_Work required:_ In the records that follow, locate every line with "JSON" and extract it.

Web page and app entries:
• • • • •

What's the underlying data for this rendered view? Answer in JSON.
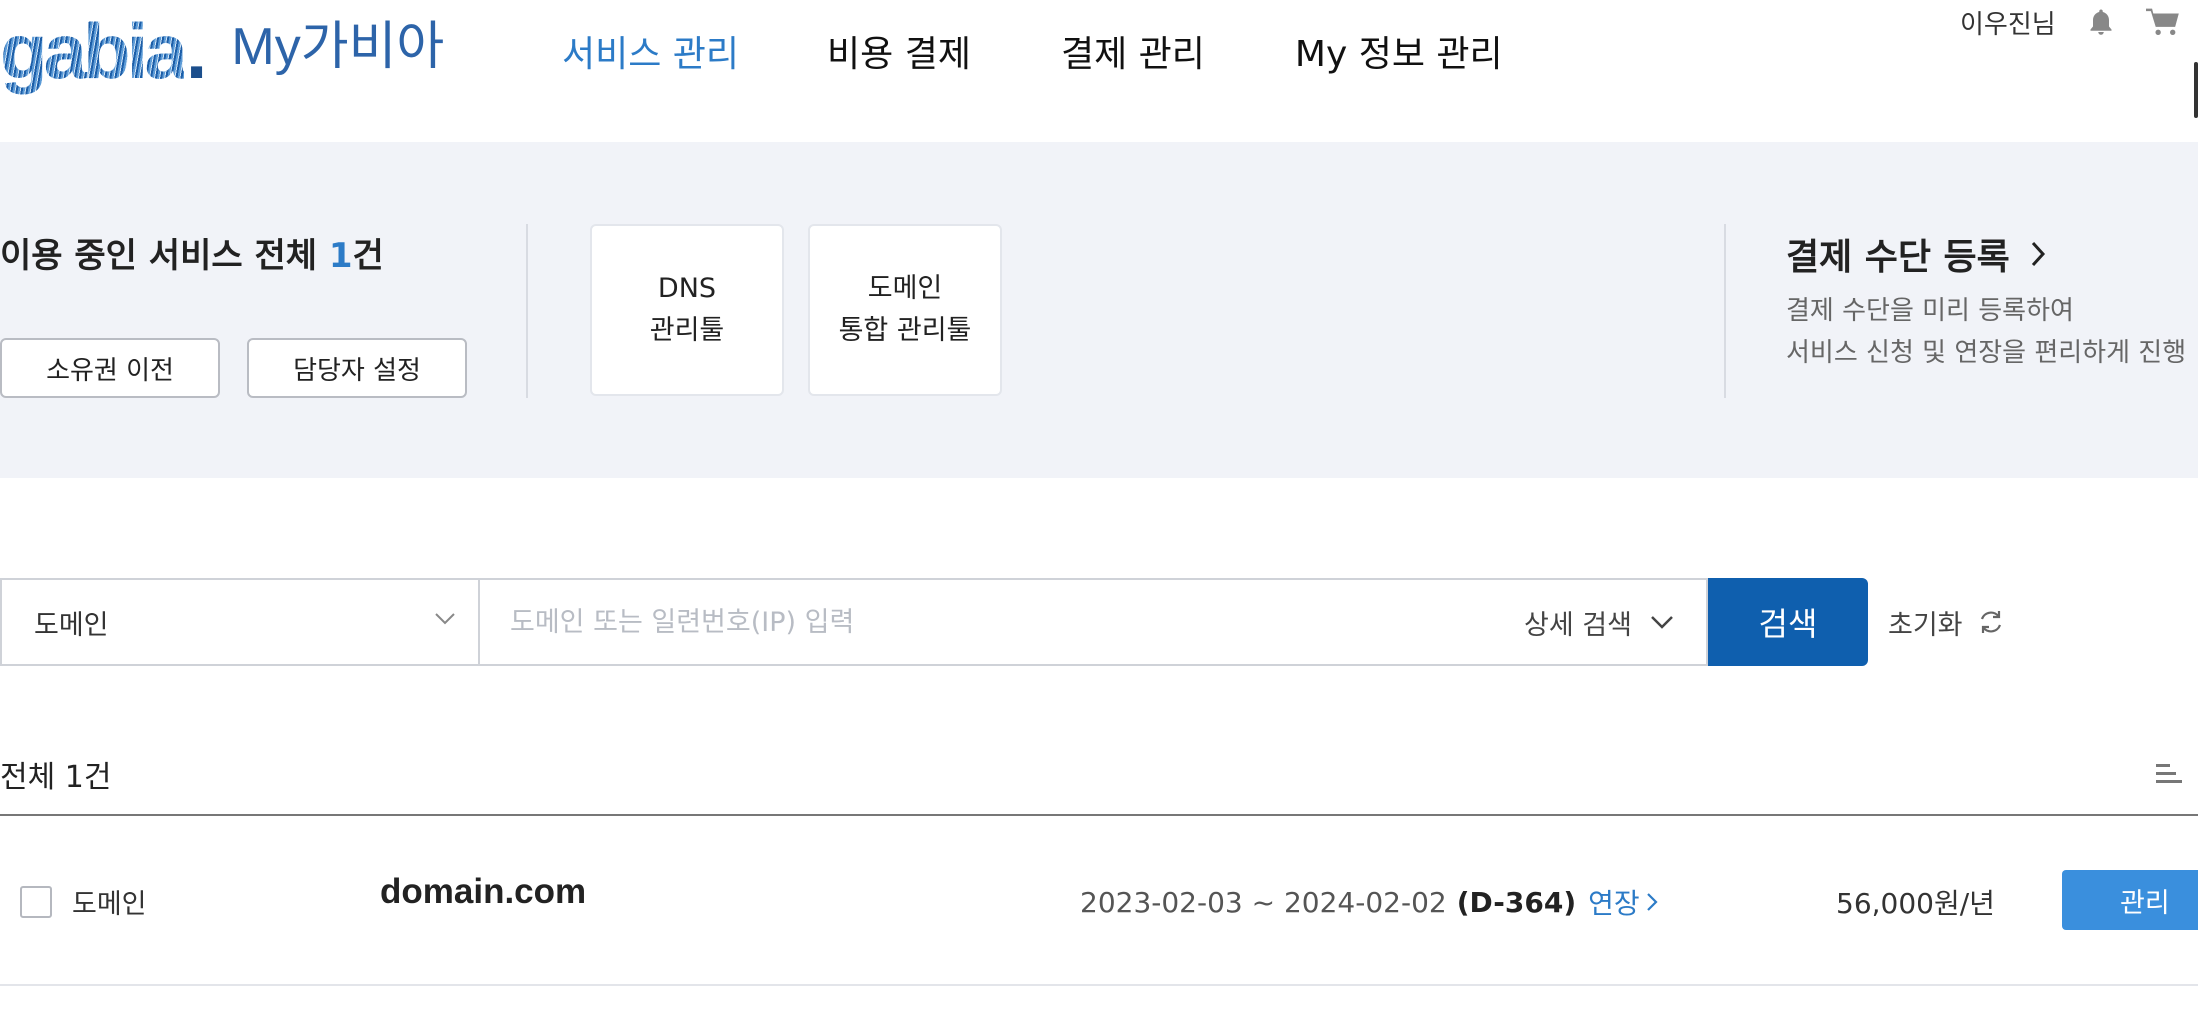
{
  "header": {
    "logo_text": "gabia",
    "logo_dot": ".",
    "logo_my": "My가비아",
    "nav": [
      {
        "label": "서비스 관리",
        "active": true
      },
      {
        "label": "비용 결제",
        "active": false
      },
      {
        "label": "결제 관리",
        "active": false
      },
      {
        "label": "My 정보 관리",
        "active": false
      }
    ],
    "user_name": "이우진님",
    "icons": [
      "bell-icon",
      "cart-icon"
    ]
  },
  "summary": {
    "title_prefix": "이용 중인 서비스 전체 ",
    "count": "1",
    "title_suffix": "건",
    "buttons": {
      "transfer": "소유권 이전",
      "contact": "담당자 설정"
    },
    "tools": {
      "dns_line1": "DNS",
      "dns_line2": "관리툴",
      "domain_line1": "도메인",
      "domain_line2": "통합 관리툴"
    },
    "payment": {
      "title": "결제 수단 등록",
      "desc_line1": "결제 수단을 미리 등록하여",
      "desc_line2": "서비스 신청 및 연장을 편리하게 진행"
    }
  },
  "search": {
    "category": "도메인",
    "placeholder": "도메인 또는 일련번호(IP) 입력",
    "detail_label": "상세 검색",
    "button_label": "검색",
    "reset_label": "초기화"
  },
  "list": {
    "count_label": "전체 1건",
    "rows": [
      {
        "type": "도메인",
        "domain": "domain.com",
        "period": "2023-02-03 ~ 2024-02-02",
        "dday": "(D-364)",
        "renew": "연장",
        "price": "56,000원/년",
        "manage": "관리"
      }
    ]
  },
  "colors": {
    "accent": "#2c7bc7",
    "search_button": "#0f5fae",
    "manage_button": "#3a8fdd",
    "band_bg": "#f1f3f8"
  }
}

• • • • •

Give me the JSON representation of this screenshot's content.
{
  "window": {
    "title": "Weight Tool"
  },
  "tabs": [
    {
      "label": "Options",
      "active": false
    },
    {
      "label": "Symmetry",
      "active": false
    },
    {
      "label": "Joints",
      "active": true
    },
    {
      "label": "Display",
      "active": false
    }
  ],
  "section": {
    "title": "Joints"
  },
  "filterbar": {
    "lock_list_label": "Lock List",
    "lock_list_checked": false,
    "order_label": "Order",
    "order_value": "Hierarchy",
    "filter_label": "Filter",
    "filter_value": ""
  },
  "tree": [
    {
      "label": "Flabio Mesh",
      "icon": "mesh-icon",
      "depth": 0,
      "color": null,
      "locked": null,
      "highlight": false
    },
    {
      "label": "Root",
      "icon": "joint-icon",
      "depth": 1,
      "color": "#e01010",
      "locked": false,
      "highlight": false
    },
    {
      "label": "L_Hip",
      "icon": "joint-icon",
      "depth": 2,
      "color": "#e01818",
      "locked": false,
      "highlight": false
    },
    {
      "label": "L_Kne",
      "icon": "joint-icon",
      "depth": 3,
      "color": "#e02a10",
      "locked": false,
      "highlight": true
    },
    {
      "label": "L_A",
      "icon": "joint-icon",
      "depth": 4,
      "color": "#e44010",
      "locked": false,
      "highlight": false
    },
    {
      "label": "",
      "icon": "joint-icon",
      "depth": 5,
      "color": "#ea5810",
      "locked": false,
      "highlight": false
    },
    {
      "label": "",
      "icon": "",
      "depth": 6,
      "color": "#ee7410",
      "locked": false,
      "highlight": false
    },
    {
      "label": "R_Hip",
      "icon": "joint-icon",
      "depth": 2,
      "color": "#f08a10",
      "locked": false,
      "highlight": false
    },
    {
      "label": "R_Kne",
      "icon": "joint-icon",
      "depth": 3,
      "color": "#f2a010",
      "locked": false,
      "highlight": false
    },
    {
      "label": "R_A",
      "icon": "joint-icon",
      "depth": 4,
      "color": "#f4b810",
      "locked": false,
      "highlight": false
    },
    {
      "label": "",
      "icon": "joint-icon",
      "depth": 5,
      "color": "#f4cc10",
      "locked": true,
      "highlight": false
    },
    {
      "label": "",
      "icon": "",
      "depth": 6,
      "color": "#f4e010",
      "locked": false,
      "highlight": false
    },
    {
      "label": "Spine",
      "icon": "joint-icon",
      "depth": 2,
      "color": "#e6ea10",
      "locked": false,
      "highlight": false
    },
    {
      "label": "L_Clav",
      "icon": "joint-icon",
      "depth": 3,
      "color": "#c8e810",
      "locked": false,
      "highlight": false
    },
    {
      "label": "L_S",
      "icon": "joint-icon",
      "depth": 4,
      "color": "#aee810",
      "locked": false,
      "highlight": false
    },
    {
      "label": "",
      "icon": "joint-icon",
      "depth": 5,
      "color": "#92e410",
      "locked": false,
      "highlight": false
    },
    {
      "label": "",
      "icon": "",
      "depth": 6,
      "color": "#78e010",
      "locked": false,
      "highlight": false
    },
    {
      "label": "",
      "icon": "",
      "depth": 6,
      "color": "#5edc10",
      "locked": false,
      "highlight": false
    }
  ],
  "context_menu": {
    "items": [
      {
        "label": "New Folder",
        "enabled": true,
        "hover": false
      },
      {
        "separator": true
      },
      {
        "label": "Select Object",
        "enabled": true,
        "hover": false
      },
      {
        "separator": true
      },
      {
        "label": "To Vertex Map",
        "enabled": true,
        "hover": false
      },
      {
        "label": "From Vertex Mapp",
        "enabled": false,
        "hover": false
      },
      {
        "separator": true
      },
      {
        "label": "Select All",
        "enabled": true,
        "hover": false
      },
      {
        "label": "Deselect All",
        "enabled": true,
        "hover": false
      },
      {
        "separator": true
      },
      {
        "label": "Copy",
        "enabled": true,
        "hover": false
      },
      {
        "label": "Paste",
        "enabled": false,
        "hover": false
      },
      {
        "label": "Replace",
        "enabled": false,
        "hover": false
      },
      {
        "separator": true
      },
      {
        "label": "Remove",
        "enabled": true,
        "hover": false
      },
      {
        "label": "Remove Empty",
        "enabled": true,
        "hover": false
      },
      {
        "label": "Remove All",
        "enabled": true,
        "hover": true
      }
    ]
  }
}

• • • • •

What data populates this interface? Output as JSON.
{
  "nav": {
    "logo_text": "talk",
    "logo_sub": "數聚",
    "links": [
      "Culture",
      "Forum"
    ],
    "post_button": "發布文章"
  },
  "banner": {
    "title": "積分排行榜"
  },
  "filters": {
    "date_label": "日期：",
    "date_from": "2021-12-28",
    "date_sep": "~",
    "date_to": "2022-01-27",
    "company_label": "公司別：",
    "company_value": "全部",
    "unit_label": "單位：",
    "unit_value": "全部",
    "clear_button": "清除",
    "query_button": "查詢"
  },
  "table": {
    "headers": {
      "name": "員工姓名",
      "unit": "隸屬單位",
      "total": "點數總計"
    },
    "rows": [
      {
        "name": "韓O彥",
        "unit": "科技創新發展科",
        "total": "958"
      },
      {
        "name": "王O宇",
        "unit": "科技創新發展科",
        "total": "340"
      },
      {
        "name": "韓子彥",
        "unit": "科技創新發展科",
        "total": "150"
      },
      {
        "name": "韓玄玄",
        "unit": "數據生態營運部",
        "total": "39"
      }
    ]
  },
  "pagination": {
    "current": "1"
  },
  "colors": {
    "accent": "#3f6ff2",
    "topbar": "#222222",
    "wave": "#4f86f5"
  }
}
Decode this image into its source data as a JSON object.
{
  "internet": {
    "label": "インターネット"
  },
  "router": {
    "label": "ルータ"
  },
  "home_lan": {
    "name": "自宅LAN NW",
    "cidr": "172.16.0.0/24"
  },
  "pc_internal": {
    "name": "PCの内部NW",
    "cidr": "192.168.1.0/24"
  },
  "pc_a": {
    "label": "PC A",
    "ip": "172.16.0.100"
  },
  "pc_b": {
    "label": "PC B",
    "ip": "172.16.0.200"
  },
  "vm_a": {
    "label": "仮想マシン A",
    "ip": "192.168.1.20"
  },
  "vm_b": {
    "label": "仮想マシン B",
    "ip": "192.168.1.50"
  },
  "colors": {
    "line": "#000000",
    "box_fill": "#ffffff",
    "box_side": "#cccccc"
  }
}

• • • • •

_Reply:_
What's the underlying data for this rendered view? Answer in JSON.
Give me the JSON representation of this screenshot's content.
What data populates this interface? Output as JSON.
Decode this image into its source data as a JSON object.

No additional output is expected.